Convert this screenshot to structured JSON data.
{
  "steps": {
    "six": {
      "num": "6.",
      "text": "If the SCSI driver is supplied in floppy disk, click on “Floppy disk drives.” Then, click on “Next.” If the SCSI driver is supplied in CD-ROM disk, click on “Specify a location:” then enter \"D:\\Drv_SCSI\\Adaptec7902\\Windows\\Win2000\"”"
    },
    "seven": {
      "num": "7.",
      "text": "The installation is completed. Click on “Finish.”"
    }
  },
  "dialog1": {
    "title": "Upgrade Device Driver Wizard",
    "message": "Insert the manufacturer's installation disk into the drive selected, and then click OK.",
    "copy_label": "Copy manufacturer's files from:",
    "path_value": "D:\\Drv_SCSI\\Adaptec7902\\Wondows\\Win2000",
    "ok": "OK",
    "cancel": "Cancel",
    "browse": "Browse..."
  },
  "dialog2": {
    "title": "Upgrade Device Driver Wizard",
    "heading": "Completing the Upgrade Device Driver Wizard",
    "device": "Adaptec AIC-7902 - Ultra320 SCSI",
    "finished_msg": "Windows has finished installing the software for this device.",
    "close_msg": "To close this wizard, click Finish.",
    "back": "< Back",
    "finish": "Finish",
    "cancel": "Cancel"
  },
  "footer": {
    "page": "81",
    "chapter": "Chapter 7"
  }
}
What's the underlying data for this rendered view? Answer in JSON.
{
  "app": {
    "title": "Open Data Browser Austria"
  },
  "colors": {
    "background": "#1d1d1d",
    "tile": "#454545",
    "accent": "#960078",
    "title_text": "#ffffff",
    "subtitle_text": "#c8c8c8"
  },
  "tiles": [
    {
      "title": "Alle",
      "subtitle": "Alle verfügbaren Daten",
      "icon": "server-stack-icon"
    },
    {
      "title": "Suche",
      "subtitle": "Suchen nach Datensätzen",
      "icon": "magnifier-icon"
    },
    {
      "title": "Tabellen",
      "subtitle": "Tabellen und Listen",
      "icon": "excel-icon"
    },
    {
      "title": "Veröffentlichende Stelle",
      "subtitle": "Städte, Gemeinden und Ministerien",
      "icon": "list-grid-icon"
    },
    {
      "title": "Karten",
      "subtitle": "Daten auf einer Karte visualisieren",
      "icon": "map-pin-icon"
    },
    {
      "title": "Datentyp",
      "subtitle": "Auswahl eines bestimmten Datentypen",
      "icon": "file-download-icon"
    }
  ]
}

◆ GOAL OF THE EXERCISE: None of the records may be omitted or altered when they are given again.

◆ RESULT FOR THIS TASK:
Convert this screenshot to structured JSON data.
{
  "steps": {
    "six": {
      "num": "6.",
      "text": "If the SCSI driver is supplied in floppy disk, click on “Floppy disk drives.” Then, click on “Next.” If the SCSI driver is supplied in CD-ROM disk, click on “Specify a location:” then enter \"D:\\Drv_SCSI\\Adaptec7902\\Windows\\Win2000\"”"
    },
    "seven": {
      "num": "7.",
      "text": "The installation is completed. Click on “Finish.”"
    }
  },
  "dialog1": {
    "title": "Upgrade Device Driver Wizard",
    "message": "Insert the manufacturer's installation disk into the drive selected, and then click OK.",
    "copy_label": "Copy manufacturer's files from:",
    "path_value": "D:\\Drv_SCSI\\Adaptec7902\\Wondows\\Win2000",
    "ok": "OK",
    "cancel": "Cancel",
    "browse": "Browse..."
  },
  "dialog2": {
    "title": "Upgrade Device Driver Wizard",
    "heading": "Completing the Upgrade Device Driver Wizard",
    "device": "Adaptec AIC-7902 - Ultra320 SCSI",
    "finished_msg": "Windows has finished installing the software for this device.",
    "close_msg": "To close this wizard, click Finish.",
    "back": "< Back",
    "finish": "Finish",
    "cancel": "Cancel"
  },
  "footer": {
    "page": "81",
    "chapter": "Chapter 7"
  }
}
What's the underlying data for this rendered view? Answer in JSON.
{
  "app": {
    "title": "Open Data Browser Austria"
  },
  "colors": {
    "background": "#1d1d1d",
    "tile": "#454545",
    "accent": "#960078",
    "title_text": "#ffffff",
    "subtitle_text": "#c8c8c8"
  },
  "tiles": [
    {
      "title": "Alle",
      "subtitle": "Alle verfügbaren Daten",
      "icon": "server-stack-icon"
    },
    {
      "title": "Suche",
      "subtitle": "Suchen nach Datensätzen",
      "icon": "magnifier-icon"
    },
    {
      "title": "Tabellen",
      "subtitle": "Tabellen und Listen",
      "icon": "excel-icon"
    },
    {
      "title": "Veröffentlichende Stelle",
      "subtitle": "Städte, Gemeinden und Ministerien",
      "icon": "list-grid-icon"
    },
    {
      "title": "Karten",
      "subtitle": "Daten auf einer Karte visualisieren",
      "icon": "map-pin-icon"
    },
    {
      "title": "Datentyp",
      "subtitle": "Auswahl eines bestimmten Datentypen",
      "icon": "file-download-icon"
    }
  ]
}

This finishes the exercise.